~Aaron White

Bewolf
06-15-2004, 08:10 AM
<BLOCKQUOTE class="ip-ubbcode-quote"><font size="-1">quote:</font><HR>Originally posted by SkyChimp:
<BLOCKQUOTE class="ip-ubbcode-quote"><font size="-1">quote:</font><HR>Originally posted by Bewolf:
Hmm..this discussion does not make sense to me.
The Stuka was no carrier based dive bomber, never was designed to be.
<HR></BLOCKQUOTE>

Yes it was, the Ju-87C.

http://www.geocities.com/pentagon/2833/luftwaffe/carrierborne/ju87c/ju87cn2.jpg

_Regards,_
http://members.cox.net/us.fighters/halfstaff.gif <HR></BLOCKQUOTE>

The JU87C was a conversion of an existing design. The whole plane was not especially designed for carriers.
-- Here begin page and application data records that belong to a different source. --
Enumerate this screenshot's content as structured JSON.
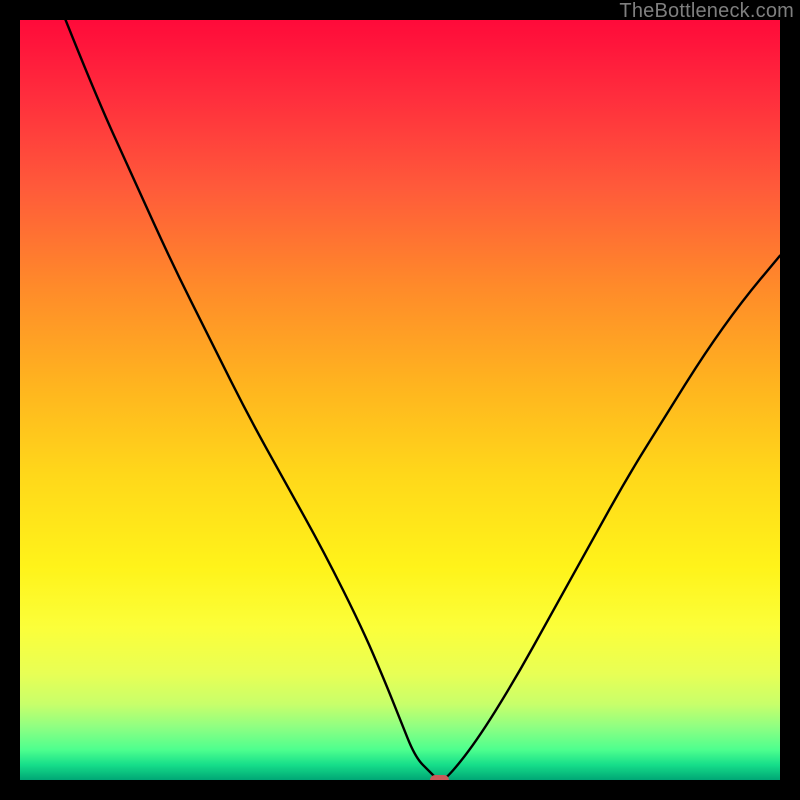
{
  "watermark": "TheBottleneck.com",
  "colors": {
    "marker": "#c95a59",
    "curve": "#000000",
    "background": "#000000"
  },
  "chart_data": {
    "type": "line",
    "title": "",
    "xlabel": "",
    "ylabel": "",
    "xlim": [
      0,
      100
    ],
    "ylim": [
      0,
      100
    ],
    "grid": false,
    "legend": false,
    "series": [
      {
        "name": "bottleneck-curve",
        "x": [
          6,
          10,
          15,
          20,
          25,
          30,
          35,
          40,
          45,
          48,
          50,
          52,
          54,
          55,
          56,
          60,
          65,
          70,
          75,
          80,
          85,
          90,
          95,
          100
        ],
        "y": [
          100,
          90,
          79,
          68,
          58,
          48,
          39,
          30,
          20,
          13,
          8,
          3,
          1,
          0,
          0,
          5,
          13,
          22,
          31,
          40,
          48,
          56,
          63,
          69
        ]
      }
    ],
    "marker": {
      "x": 55.2,
      "y": 0,
      "w": 2.4,
      "h": 1.4
    },
    "gradient_stops": [
      {
        "pct": 0,
        "color": "#ff0a3a"
      },
      {
        "pct": 10,
        "color": "#ff2d3d"
      },
      {
        "pct": 22,
        "color": "#ff5a3a"
      },
      {
        "pct": 35,
        "color": "#ff8a2a"
      },
      {
        "pct": 48,
        "color": "#ffb41f"
      },
      {
        "pct": 60,
        "color": "#ffd81a"
      },
      {
        "pct": 72,
        "color": "#fff31a"
      },
      {
        "pct": 80,
        "color": "#fbff3a"
      },
      {
        "pct": 86,
        "color": "#e8ff55"
      },
      {
        "pct": 90,
        "color": "#c8ff6a"
      },
      {
        "pct": 93,
        "color": "#8fff82"
      },
      {
        "pct": 96,
        "color": "#4eff8e"
      },
      {
        "pct": 98,
        "color": "#16de8a"
      },
      {
        "pct": 100,
        "color": "#00a675"
      }
    ]
  }
}
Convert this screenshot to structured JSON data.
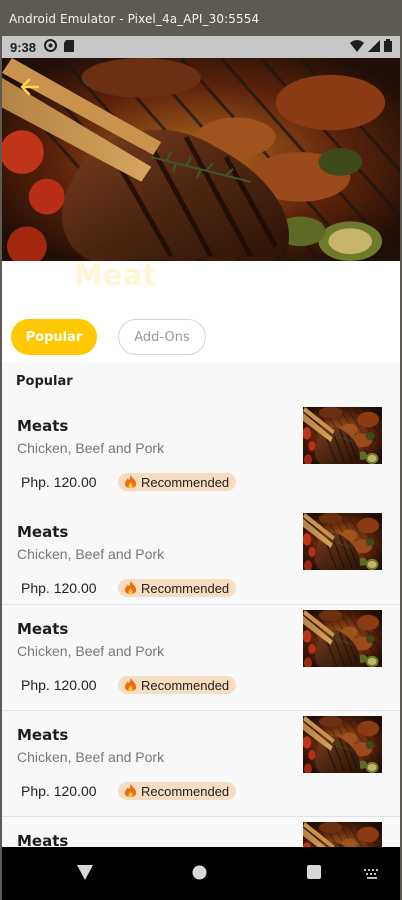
{
  "emulator": {
    "title": "Android Emulator - Pixel_4a_API_30:5554"
  },
  "status_bar": {
    "time": "9:38",
    "left_icons": [
      "data-saver-icon",
      "sd-card-icon"
    ],
    "right_icons": [
      "wifi-icon",
      "signal-icon",
      "battery-icon"
    ]
  },
  "page": {
    "title": "Meat",
    "back_icon": "back-arrow-icon",
    "accent_color": "#ffc800"
  },
  "tabs": [
    {
      "label": "Popular",
      "selected": true
    },
    {
      "label": "Add-Ons",
      "selected": false
    }
  ],
  "section": {
    "heading": "Popular"
  },
  "items": [
    {
      "name": "Meats",
      "description": "Chicken, Beef and Pork",
      "price": "Php. 120.00",
      "badge": "Recommended"
    },
    {
      "name": "Meats",
      "description": "Chicken, Beef and Pork",
      "price": "Php. 120.00",
      "badge": "Recommended"
    },
    {
      "name": "Meats",
      "description": "Chicken, Beef and Pork",
      "price": "Php. 120.00",
      "badge": "Recommended"
    },
    {
      "name": "Meats",
      "description": "Chicken, Beef and Pork",
      "price": "Php. 120.00",
      "badge": "Recommended"
    },
    {
      "name": "Meats",
      "description": "",
      "price": "",
      "badge": ""
    }
  ],
  "nav": {
    "buttons": [
      "back-triangle-icon",
      "home-circle-icon",
      "overview-square-icon",
      "keyboard-icon"
    ]
  }
}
One should think you know the difference, Skychimp.

Bewolf

Never discuss with stupid people.
They'll drag you down to their level and beat you with experience.